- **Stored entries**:
=-=-=
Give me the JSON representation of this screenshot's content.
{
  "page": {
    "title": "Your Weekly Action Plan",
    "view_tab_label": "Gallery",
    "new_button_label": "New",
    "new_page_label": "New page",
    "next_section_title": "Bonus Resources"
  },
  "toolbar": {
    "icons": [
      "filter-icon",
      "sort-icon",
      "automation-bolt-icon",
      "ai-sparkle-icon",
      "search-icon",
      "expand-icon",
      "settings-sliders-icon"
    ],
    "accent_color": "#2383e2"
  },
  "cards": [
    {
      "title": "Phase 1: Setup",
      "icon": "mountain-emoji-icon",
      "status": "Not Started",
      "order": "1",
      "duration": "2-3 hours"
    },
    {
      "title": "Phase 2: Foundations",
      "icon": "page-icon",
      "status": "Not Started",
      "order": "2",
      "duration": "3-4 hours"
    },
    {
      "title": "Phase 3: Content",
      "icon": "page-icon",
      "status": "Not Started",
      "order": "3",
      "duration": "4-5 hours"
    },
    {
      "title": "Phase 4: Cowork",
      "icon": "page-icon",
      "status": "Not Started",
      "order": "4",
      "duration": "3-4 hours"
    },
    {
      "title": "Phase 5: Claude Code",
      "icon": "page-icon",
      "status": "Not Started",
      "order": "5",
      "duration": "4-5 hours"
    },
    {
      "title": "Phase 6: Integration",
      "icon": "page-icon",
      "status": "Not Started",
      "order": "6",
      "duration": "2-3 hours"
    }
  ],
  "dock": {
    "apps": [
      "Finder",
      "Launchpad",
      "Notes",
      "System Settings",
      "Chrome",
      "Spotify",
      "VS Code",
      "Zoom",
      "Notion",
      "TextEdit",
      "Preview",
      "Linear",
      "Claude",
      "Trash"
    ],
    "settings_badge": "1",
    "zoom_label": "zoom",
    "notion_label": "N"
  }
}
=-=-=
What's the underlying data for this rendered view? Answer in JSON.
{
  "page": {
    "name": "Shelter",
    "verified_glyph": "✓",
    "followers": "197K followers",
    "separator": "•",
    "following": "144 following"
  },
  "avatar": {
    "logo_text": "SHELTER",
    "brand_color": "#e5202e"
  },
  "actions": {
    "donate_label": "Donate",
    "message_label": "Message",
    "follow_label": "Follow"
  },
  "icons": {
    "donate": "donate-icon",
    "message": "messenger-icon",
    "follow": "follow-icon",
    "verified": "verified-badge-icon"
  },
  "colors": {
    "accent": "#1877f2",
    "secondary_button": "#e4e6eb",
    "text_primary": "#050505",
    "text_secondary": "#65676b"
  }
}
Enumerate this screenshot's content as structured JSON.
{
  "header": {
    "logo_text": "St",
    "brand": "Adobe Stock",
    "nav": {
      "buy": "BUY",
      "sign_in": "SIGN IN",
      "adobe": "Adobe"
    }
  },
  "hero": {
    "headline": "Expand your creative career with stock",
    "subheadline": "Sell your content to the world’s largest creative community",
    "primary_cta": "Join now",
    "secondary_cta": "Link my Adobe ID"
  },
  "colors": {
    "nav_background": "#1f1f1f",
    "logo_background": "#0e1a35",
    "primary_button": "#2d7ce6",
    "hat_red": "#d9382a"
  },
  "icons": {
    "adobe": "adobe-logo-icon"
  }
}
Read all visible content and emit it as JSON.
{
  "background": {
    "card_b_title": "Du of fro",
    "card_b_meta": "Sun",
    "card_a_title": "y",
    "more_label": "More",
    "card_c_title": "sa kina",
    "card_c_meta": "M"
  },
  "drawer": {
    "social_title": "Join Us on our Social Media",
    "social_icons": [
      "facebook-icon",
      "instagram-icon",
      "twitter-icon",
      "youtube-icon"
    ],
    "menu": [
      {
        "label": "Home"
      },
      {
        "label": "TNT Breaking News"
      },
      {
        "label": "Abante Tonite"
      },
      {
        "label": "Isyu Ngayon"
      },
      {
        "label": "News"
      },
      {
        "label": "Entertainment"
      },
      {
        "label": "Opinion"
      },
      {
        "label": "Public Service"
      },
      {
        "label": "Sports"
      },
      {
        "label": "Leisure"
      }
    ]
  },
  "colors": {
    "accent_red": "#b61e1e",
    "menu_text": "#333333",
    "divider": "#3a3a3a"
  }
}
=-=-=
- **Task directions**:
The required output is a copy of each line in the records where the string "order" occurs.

- **Solved exercise**:
      "order": "1",
      "order": "2",
      "order": "3",
      "order": "4",
      "order": "5",
      "order": "6",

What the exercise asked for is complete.